    No laptops,no not even a phone sort of like that Corona commercial
    Your always welcome to sneak off to San Antonio.
    Enjoy your summer Mr Sullivan
    PS I like this comment system better I came by alon time back and it was like braking into Ft Know :) Peace
    My comments are DO follow despite popular methods
    google “pure juice not from concentrate” got that one from you :)
    thanks

  7. says

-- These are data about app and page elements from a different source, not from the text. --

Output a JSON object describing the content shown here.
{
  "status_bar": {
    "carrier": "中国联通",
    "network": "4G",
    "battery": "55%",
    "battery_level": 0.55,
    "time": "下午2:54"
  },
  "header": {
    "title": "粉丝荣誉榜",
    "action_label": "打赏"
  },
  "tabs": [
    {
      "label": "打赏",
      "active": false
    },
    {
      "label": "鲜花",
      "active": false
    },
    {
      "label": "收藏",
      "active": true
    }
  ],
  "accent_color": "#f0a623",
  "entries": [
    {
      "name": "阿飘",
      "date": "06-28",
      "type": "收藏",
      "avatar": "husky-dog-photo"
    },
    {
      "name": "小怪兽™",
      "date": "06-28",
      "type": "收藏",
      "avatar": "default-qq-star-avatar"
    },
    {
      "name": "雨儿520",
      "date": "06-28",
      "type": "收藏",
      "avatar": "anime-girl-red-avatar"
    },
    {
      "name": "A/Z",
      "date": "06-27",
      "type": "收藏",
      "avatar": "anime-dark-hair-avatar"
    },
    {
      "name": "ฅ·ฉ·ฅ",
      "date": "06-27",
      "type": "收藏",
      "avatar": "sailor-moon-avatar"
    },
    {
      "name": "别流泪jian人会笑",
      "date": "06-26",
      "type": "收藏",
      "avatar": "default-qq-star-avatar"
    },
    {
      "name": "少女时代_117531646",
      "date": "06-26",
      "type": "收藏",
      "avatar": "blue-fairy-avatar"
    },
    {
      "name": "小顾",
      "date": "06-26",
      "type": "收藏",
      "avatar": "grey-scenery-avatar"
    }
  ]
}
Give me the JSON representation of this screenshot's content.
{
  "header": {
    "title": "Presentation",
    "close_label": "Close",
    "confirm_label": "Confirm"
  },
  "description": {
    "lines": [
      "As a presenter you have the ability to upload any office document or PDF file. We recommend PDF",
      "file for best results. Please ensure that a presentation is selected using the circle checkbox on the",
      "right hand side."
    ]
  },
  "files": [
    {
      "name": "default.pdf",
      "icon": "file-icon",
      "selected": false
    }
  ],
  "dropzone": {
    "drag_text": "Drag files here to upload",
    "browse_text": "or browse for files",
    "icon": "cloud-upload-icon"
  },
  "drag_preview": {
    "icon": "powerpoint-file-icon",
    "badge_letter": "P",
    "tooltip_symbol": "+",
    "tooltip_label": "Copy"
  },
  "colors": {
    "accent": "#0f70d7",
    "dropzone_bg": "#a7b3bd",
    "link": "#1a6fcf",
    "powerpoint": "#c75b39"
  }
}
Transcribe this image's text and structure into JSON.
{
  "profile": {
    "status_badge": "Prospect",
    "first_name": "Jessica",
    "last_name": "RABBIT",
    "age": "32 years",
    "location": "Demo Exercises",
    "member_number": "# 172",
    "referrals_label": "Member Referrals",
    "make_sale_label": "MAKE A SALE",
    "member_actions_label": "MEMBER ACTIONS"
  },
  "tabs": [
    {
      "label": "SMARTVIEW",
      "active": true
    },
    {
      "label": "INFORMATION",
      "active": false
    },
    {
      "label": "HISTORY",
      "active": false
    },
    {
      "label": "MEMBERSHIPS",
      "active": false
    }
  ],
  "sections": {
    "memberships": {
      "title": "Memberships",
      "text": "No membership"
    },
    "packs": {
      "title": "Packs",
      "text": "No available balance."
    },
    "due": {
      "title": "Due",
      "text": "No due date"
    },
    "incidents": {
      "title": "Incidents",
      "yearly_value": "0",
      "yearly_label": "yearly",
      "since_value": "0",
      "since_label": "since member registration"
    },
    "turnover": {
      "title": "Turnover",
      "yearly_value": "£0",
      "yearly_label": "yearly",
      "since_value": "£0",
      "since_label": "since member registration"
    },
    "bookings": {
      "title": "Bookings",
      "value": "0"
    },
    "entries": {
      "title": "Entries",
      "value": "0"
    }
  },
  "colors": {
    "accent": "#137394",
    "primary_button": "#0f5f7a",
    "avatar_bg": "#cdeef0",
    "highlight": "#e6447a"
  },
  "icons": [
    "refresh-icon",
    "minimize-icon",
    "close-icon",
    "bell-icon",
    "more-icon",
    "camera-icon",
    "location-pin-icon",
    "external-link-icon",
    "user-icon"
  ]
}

    Hi Danny,
    I’ve been a devotee of yours for awhile via SEL, SMX, etc. I have always appreciated (and respected) your view points on newspapers vs search, especially given your journalism background. I found your letter to Tim Rutten very salient. Personally, I’m the ‘black sheep’ seo-guy from a newspaper family that goes back three generations. My immediate family all currently publish regional weeklies and dailies. Every time we get into the search vs. newspaper demise conversation, the walls go up and they don’t really want to talk about how newspapers can change. I’ve chalked this up to my observation that they don’t understand the Internet or really want to, so the conversation never goes anywhere. But your posts make a key point in that newspapers may be faltering (by way of the executives) but the journalists are not. In fact, the ability for newspapers to be ‘gate keepers of democracy’ relies upon strong journalism, not the newspapers themselves. It’s still nascent, but I’m seeing more cases of journalists leaving their traditional masthead (like with the Union Tribune in San Diego – where I live) to start their own sites and blogs that are built around ‘reporting’ and ‘journalism’. It’s too soon to tell how sustainable these new sites will be, but the trend points to how the ‘soul’ of newspapers no longer needs just newspapers to survive. It’s still about the journalist.
    Again, thanks for your ‘right on’ posts about newspapers. And thanks too for letting me ramble on your blog :)
    Looking forward to seeing you at SD Interactive Day.

  8. says

    Luv Triangle
    “How Google got its Tiger pierced by The Federal Search Commission.”
    Luv Triangle Act 3 scene i

    “Congress shall make no law prohibiting the free exercise of the press. Enter the embedded Journalist. Thomas Jefferson somehow knew on September 25, 1789 that somewhere in the future the Forth Estate Corporatocracy would one day be in a position to transmogrify “Freedom of the Press” into the freedom to secretly negotiate with the Government over terms and conditions regarding the policies that the Government wanted the Forth Estate to “wag the dog” on in exchange for what the Forth Estate wanted in return. Somehow Thomas Jefferson knew that one day the Forth Estate would sell out and make a deal with the Administration to escape the Digital Dutch Oven.
    Thomas Jefferson knew.”

  9. bob brady says

    You can be sure that the medieval scribes hated Gutenberg for inventing movable type, taking away their information monopoly (and depriving the world–or at least those privileged enough to see them) of incredibly beautiful texts.

    The point is that technology changes, and we have to adapt to it or risk extinction. On the other hand, Google is a parasite. Whether it evolves to an equilibrium that allows the press to continue in something like its historic form or not, it seems unlikely that Google, itself, will remain unchanged if it destroys the organ it is feeding on. Somebody is going to have to produce the information to be searched. Long term, it probably won’t be just the hobbyists, content with recognition from remuneration.

  10. Penquin Prose says

    Yes, the Antitrust Gestapo will soon be taking a break from wasting billions of dollars suing Microsoft 24/7 and turn their briefcases on Google.

    I will sleep so much better at night knowing Google will soon be joining the ranks of Microsoft, businesses too successful for the government not to paralyze in the public interest.

    Yes, the answer to this Google dilemma is massive litigation and regulation.

    I’m glad the government is baling out GM though. Can’t wait to see the new line of Obama-mandated solar powered SUV’s.

    If I get a position with Government Motors, will that be a “green” job? Not sure if I’d look good in a green collar…